START The data

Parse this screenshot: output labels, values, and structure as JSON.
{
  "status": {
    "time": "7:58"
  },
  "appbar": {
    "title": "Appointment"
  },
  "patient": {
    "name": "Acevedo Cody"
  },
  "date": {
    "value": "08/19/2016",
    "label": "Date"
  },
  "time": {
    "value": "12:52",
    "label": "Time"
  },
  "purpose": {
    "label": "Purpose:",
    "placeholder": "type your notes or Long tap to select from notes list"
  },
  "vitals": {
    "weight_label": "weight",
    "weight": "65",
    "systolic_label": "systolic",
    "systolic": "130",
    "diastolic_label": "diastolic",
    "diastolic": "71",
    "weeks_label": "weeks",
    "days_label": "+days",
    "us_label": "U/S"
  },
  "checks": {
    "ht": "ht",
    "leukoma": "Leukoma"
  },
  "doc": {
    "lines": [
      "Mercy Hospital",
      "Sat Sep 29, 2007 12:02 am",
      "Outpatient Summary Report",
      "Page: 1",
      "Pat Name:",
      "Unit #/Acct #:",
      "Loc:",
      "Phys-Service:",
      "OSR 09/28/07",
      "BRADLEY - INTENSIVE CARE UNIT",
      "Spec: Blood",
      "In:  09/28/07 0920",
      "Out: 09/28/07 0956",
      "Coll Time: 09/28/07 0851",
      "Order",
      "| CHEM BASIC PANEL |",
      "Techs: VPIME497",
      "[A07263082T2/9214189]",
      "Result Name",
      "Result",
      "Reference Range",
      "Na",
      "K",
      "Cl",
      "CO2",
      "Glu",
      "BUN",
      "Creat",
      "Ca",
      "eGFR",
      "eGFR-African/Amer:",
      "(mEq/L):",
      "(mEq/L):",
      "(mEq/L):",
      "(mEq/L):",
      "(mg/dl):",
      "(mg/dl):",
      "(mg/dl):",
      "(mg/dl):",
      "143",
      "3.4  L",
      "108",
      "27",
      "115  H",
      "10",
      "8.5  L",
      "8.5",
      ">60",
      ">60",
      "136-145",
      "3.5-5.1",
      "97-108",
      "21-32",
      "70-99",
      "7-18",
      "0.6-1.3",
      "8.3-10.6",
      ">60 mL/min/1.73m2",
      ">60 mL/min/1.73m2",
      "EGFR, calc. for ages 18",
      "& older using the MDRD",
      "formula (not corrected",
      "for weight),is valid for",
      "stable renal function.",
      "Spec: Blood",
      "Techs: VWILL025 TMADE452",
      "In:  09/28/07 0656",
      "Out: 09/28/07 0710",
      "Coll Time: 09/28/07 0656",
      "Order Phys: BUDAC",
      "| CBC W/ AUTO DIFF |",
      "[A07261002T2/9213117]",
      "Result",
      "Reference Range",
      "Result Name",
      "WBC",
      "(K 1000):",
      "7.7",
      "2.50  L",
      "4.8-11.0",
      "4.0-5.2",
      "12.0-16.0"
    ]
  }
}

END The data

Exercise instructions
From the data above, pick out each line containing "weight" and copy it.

Exercise output
    "weight_label": "weight",
    "weight": "65",
      "for weight),is valid for",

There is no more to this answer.